WHAT YOU ARE ASKED TO DO → Every record here needs to be written out again exactly.

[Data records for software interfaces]
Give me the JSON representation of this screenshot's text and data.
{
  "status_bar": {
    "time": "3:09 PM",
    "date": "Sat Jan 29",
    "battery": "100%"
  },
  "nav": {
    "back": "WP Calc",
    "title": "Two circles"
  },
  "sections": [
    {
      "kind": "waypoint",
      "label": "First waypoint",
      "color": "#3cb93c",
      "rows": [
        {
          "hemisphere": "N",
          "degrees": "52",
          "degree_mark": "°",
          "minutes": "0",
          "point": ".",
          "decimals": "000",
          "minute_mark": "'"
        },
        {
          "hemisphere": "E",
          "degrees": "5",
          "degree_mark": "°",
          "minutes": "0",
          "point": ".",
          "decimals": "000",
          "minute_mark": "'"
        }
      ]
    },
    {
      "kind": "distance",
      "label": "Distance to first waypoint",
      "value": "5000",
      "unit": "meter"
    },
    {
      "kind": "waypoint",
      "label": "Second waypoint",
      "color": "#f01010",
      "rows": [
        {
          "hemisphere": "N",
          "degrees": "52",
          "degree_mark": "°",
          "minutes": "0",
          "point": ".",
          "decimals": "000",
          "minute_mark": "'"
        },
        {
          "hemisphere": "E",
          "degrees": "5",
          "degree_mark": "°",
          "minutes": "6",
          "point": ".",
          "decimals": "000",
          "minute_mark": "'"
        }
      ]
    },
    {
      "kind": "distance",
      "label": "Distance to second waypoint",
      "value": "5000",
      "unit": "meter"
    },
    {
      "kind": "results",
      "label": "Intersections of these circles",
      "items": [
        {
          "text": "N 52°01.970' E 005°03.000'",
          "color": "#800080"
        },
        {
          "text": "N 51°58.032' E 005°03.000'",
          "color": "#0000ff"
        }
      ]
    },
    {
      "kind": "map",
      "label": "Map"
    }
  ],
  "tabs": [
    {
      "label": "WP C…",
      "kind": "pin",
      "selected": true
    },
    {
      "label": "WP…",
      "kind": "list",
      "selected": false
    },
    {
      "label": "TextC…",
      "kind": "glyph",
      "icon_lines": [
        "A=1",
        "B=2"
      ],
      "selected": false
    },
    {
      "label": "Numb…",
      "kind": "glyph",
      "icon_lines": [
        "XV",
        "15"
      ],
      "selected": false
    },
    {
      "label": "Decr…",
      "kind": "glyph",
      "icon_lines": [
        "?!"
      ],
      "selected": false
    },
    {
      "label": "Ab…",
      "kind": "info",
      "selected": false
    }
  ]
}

SOLVED PROBLEM →
Give me the JSON representation of this screenshot's text and data.
{
  "status_bar": {
    "time": "3:09 PM",
    "date": "Sat Jan 29",
    "battery": "100%"
  },
  "nav": {
    "back": "WP Calc",
    "title": "Two circles"
  },
  "sections": [
    {
      "kind": "waypoint",
      "label": "First waypoint",
      "color": "#3cb93c",
      "rows": [
        {
          "hemisphere": "N",
          "degrees": "52",
          "degree_mark": "°",
          "minutes": "0",
          "point": ".",
          "decimals": "000",
          "minute_mark": "'"
        },
        {
          "hemisphere": "E",
          "degrees": "5",
          "degree_mark": "°",
          "minutes": "0",
          "point": ".",
          "decimals": "000",
          "minute_mark": "'"
        }
      ]
    },
    {
      "kind": "distance",
      "label": "Distance to first waypoint",
      "value": "5000",
      "unit": "meter"
    },
    {
      "kind": "waypoint",
      "label": "Second waypoint",
      "color": "#f01010",
      "rows": [
        {
          "hemisphere": "N",
          "degrees": "52",
          "degree_mark": "°",
          "minutes": "0",
          "point": ".",
          "decimals": "000",
          "minute_mark": "'"
        },
        {
          "hemisphere": "E",
          "degrees": "5",
          "degree_mark": "°",
          "minutes": "6",
          "point": ".",
          "decimals": "000",
          "minute_mark": "'"
        }
      ]
    },
    {
      "kind": "distance",
      "label": "Distance to second waypoint",
      "value": "5000",
      "unit": "meter"
    },
    {
      "kind": "results",
      "label": "Intersections of these circles",
      "items": [
        {
          "text": "N 52°01.970' E 005°03.000'",
          "color": "#800080"
        },
        {
          "text": "N 51°58.032' E 005°03.000'",
          "color": "#0000ff"
        }
      ]
    },
    {
      "kind": "map",
      "label": "Map"
    }
  ],
  "tabs": [
    {
      "label": "WP C…",
      "kind": "pin",
      "selected": true
    },
    {
      "label": "WP…",
      "kind": "list",
      "selected": false
    },
    {
      "label": "TextC…",
      "kind": "glyph",
      "icon_lines": [
        "A=1",
        "B=2"
      ],
      "selected": false
    },
    {
      "label": "Numb…",
      "kind": "glyph",
      "icon_lines": [
        "XV",
        "15"
      ],
      "selected": false
    },
    {
      "label": "Decr…",
      "kind": "glyph",
      "icon_lines": [
        "?!"
      ],
      "selected": false
    },
    {
      "label": "Ab…",
      "kind": "info",
      "selected": false
    }
  ]
}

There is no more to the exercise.